The Portuguese conquered this fort in 1530 (500 years ago!) and a padre called Antonio de Porto built a church here in 1565. It was conquered by Adilshahi forces in the 16th century and then later by the British as it was strategically important for them to have this fort and dock so close to Bombay. The Marathas under Manaji Angre conquered the fort in 1739.
Because this hill oversees strategic locations like the ONGC terminal and JNPT, this hill is technically a restricted area and there is a nice yellow sign for you.
And like most people, they were curious why I would come so far and spend so much energy to see ruined buildings.
Just beyond the watchpost were the ruins of the Portuguese church - the Chapel of Our Lady of Penha of Karanja. It was a very evocative ruin, and enjoyed soaking in the poignancy of the place, standing there in the light rain, all alone – looking at the ruins of the faith of foreign people from far away lands. I wonder if there is any memory in Portugal at all about these lands which their forefathers fought so hard for, and made so much money from, and affected so deeply in their quest to spread their faith.
I met a farmer family up there, who were rather startled to see me, but immediately relaxed when I waved at them, and spoke to them in Marathi. They shared their chakli and coconut with me, and told me that they had come to leave their bulls here.

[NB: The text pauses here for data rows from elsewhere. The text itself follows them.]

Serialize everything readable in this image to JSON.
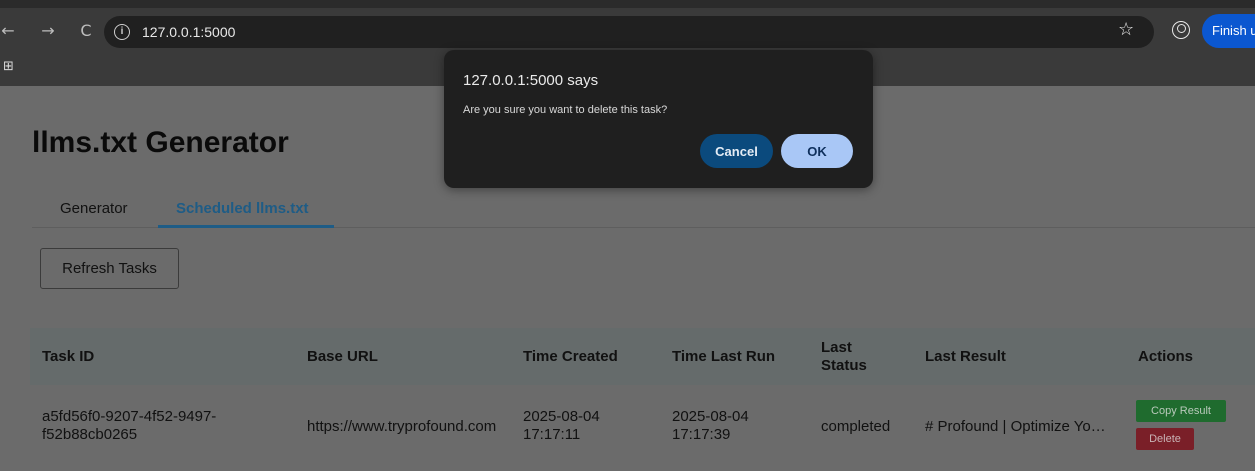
{
  "browser": {
    "back_icon": "←",
    "forward_icon": "→",
    "reload_icon": "C",
    "url": "127.0.0.1:5000",
    "star_icon": "☆",
    "finish_label": "Finish u",
    "apps_icon": "⊞"
  },
  "page": {
    "title": "llms.txt Generator",
    "tabs": [
      {
        "label": "Generator"
      },
      {
        "label": "Scheduled llms.txt"
      }
    ],
    "refresh_label": "Refresh Tasks"
  },
  "table": {
    "headers": [
      "Task ID",
      "Base URL",
      "Time Created",
      "Time Last Run",
      "Last Status",
      "Last Result",
      "Actions"
    ],
    "headers_split": {
      "last_status_1": "Last",
      "last_status_2": "Status"
    },
    "rows": [
      {
        "task_id_1": "a5fd56f0-9207-4f52-9497-",
        "task_id_2": "f52b88cb0265",
        "base_url": "https://www.tryprofound.com",
        "created_date": "2025-08-04",
        "created_time": "17:17:11",
        "last_run_date": "2025-08-04",
        "last_run_time": "17:17:39",
        "status": "completed",
        "result": "# Profound | Optimize Yo…",
        "copy_label": "Copy Result",
        "delete_label": "Delete"
      }
    ]
  },
  "dialog": {
    "title": "127.0.0.1:5000 says",
    "message": "Are you sure you want to delete this task?",
    "cancel_label": "Cancel",
    "ok_label": "OK"
  },
  "colors": {
    "dialog_bg": "#1f1f1f",
    "cancel_bg": "#0b4a7d",
    "ok_bg": "#a9c7f6",
    "tab_active": "#1e5c86",
    "copy_btn": "#1f6b2e",
    "delete_btn": "#7a1f28"
  }
}
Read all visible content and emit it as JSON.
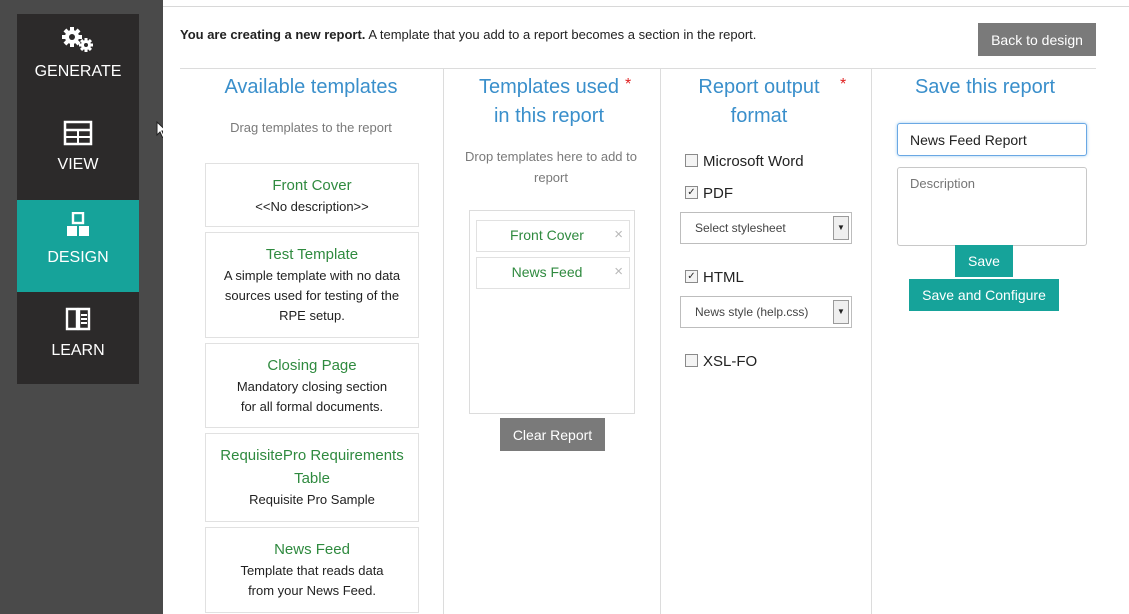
{
  "nav": {
    "items": [
      {
        "label": "GENERATE",
        "icon": "gears-icon"
      },
      {
        "label": "VIEW",
        "icon": "table-icon"
      },
      {
        "label": "DESIGN",
        "icon": "blocks-icon",
        "active": true
      },
      {
        "label": "LEARN",
        "icon": "book-icon"
      }
    ]
  },
  "header": {
    "intro_bold": "You are creating a new report.",
    "intro_rest": " A template that you add to a report becomes a section in the report.",
    "back_label": "Back to design"
  },
  "available": {
    "title": "Available templates",
    "hint": "Drag templates to the report",
    "templates": [
      {
        "name": "Front Cover",
        "desc": "<<No description>>"
      },
      {
        "name": "Test Template",
        "desc": "A simple template with no data sources used for testing of the RPE setup."
      },
      {
        "name": "Closing Page",
        "desc": "Mandatory closing section for all formal documents."
      },
      {
        "name": "RequisitePro Requirements Table",
        "desc": "Requisite Pro Sample"
      },
      {
        "name": "News Feed",
        "desc": "Template that reads data from your News Feed."
      }
    ]
  },
  "used": {
    "title_line1": "Templates used",
    "title_line2": "in this report",
    "required_mark": "*",
    "hint": "Drop templates here to add to report",
    "items": [
      {
        "label": "Front Cover",
        "remove": "×"
      },
      {
        "label": "News Feed",
        "remove": "×"
      }
    ],
    "clear_label": "Clear Report"
  },
  "output": {
    "title_line1": "Report output",
    "title_line2": "format",
    "required_mark": "*",
    "formats": [
      {
        "label": "Microsoft Word",
        "checked": false
      },
      {
        "label": "PDF",
        "checked": true
      },
      {
        "label": "HTML",
        "checked": true
      },
      {
        "label": "XSL-FO",
        "checked": false
      }
    ],
    "pdf_stylesheet": "Select stylesheet",
    "html_stylesheet": "News style (help.css)"
  },
  "save": {
    "title": "Save this report",
    "name_value": "News Feed Report",
    "desc_placeholder": "Description",
    "save_label": "Save",
    "save_configure_label": "Save and Configure"
  },
  "colors": {
    "accent": "#16a39a",
    "title_blue": "#3a8fcb",
    "template_green": "#2f8a3f",
    "required_red": "#e02020"
  }
}
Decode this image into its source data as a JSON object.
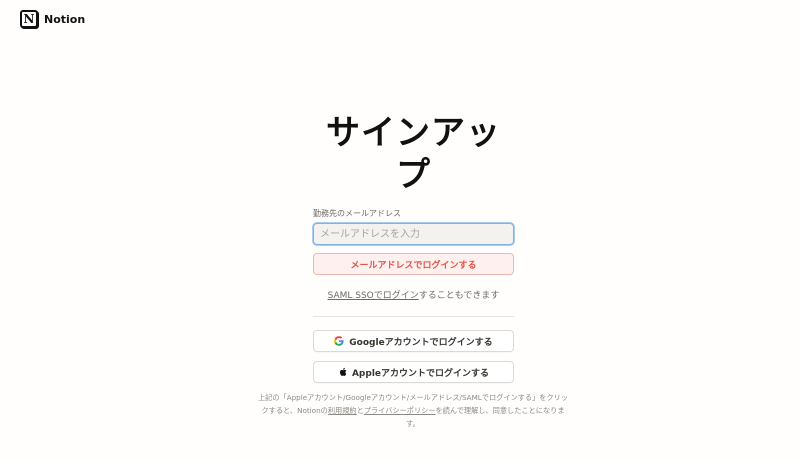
{
  "app": {
    "brand": "Notion",
    "logo_letter": "N"
  },
  "signup": {
    "title": "サインアップ",
    "email_label": "勤務先のメールアドレス",
    "email_placeholder": "メールアドレスを入力",
    "email_login_button": "メールアドレスでログインする",
    "saml_link": "SAML SSOでログイン",
    "saml_suffix": "することもできます",
    "google_button": "Googleアカウントでログインする",
    "apple_button": "Appleアカウントでログインする"
  },
  "footer": {
    "text_1": "上記の「Appleアカウント/Googleアカウント/メールアドレス/SAMLでログインする」をクリックすると、Notionの",
    "terms_link": "利用規約",
    "text_2": "と",
    "privacy_link": "プライバシーポリシー",
    "text_3": "を読んで理解し、同意したことになります。"
  },
  "colors": {
    "accent_blue": "#7fb3e6",
    "login_red": "#e0554a",
    "login_bg": "#fdf0ef"
  },
  "icons": [
    "notion-logo-icon",
    "google-icon",
    "apple-icon"
  ]
}
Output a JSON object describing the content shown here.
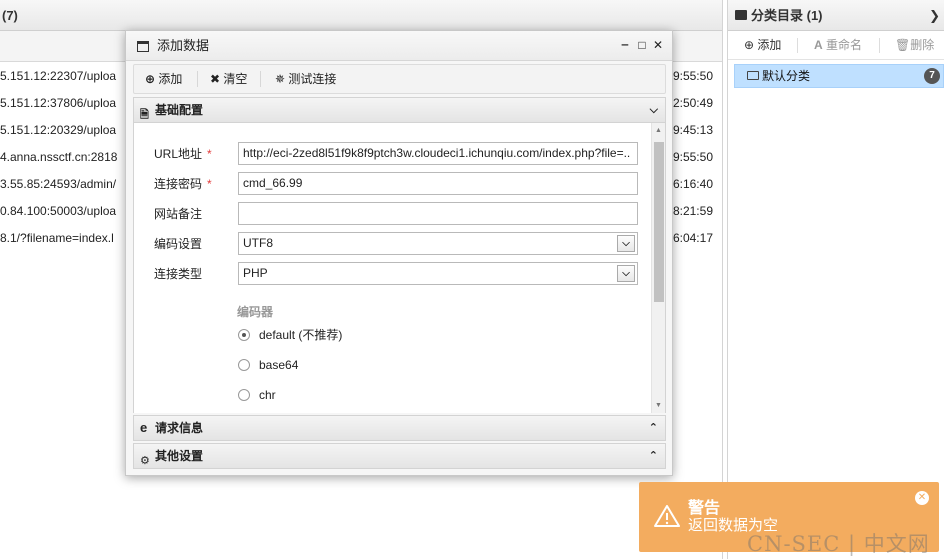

‘Leave bulls?’ I asked
Yes – the ploughing was done, and now there was no need for the bulls. The bulls can have a nice holiday up here as there was plenty of grass and water, and the farmer also has no hassle of taking care of them. They would come down on their own in a couple of months.
And by Jove it was – I loved it! It had apparently been raining dogs and cats in Mumbai, and now the cloud front had reached Uran. It poured down, and it felt amazing! Sahyadri rains are the best.
As I neared the village, I met some people coming up – there were four of them and a goat. We looked at each other in puzzlement. ‘Anybody else up there?’ they asked, and I said no.
I was wondering why people would take goats up here, when I saw another 3 people – slightly older. They suddenly sat down and said ‘Man, I need a drink!’ and pulled out a bottle of whisky and opened it.
Then I saw a whole line of villagers trudging up the path. Some were carrying large cooking vessels, some were carrying live chickens, some were carrying sacks of cooking material.
‘Whats this?’ I asked. ‘A party for Gatari?’ We were about to enter the chaturmaas – the holy four months where Hindus don’t eat non-veg or drink alcohol – particularly in the month of Shravan. So, on the day before shravan, people have a massive blowout party where they freak out on booze and flesh.
‘Its our village tradition’ he replied ‘We have a goddess temple up the hill, and we will have a celebration there.’
Oh wow. Sounds like fun. Party!
I came down and collected my bike, which was still safe (!) and decided to check if the ferry was operational. After 45 KM ride and hike up the mountain, I was not in the mood to cycle 45 km back.
I cycled down to Mora jetty and YES!! The ferry was working! I was worried that it might be closed due to the rain.
That was a good day – Bike and Hike!